Harry Potter and the Order of the Phoenix
by J.K. Rowling
Percy is the third oldest Weasley child. He is two years older than Fred and George. Percy has always been kind of a goody-two-shoes know-it-all, but basically a good egg. He and Harry overlapped at Hogwarts for three years, and they always got along fairly well. In Book 4, when Percy starts working for the Ministry of Magic, he gets incredibly puffed up and pompous, but it all seems in good fun: Percy worships his boss, who calls him "Weatherby," Fred and George laugh at him, and everything seems fine.
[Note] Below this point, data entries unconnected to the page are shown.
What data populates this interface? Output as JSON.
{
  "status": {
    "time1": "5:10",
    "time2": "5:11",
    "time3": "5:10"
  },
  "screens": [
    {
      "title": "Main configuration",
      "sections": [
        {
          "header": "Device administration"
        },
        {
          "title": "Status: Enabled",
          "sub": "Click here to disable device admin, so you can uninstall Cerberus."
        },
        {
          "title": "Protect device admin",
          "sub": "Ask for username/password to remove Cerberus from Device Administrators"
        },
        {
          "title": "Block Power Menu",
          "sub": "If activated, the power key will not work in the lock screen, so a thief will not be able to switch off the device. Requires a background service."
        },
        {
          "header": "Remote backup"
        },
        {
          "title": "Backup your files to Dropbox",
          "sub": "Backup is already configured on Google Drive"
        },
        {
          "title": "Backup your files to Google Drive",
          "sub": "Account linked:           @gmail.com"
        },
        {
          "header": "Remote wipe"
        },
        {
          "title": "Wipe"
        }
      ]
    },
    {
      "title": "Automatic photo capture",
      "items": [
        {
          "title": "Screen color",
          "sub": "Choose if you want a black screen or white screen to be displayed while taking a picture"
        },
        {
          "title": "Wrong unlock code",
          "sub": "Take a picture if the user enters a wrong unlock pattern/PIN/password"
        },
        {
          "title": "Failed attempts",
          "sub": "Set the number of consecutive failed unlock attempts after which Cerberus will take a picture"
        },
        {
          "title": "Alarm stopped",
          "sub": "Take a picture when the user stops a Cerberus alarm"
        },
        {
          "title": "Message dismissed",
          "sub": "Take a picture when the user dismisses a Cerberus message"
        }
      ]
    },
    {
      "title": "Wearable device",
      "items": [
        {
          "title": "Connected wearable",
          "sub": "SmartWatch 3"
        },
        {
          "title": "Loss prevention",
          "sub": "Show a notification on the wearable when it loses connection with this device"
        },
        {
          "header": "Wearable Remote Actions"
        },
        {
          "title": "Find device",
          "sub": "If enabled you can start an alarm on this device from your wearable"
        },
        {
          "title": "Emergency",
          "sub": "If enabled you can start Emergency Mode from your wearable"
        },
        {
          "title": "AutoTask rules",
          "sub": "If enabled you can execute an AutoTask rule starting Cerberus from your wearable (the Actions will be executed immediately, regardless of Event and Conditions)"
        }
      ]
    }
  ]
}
Then comes Book 5, when we scarcely see Percy at all. The reason that we don't see Percy much is because he has basically disowned the Weasley family and thrown in his lot with Cornelius Fudge. Percy thinks that Fudge is the way for him to establish a real career for himself. He wants to do better (career-wise) than his father, so Percy willingly turns his back on Professor Dumbledore and joins with Fudge and Professor Umbridge. Whenever Fudge appears in Book 5 – trying Harry for the underage use of magic or attempting to arrest Dumbledore for treason – Percy is there to support Fudge and take notes on his every move.
Percy's estrangement from the family is really hard on the Weasleys – especially on Mrs. Weasley, who is completely devoted to her children. But it doesn't really come home to Ron until he receives a long letter from Percy. Percy hears that Ron has been made a prefect. Percy himself was a prefect and then Head Boy before he left Hogwarts. Thinking that Ron has decided to follow in Percy's footsteps, Percy writes to Ron advising him to ditch Harry as a friend. After all, being "tarred with the same brush as Potter [...] could be very damaging to [Ron's] future prospects" (14.192). Percy also tells Ron that he expects Professor Dumbledore will be removed from Hogwarts soon, so Ron should cozy up to Professor Umbridge. Ron is so horrified by Percy's self-important, conniving advice that he tears the letter up.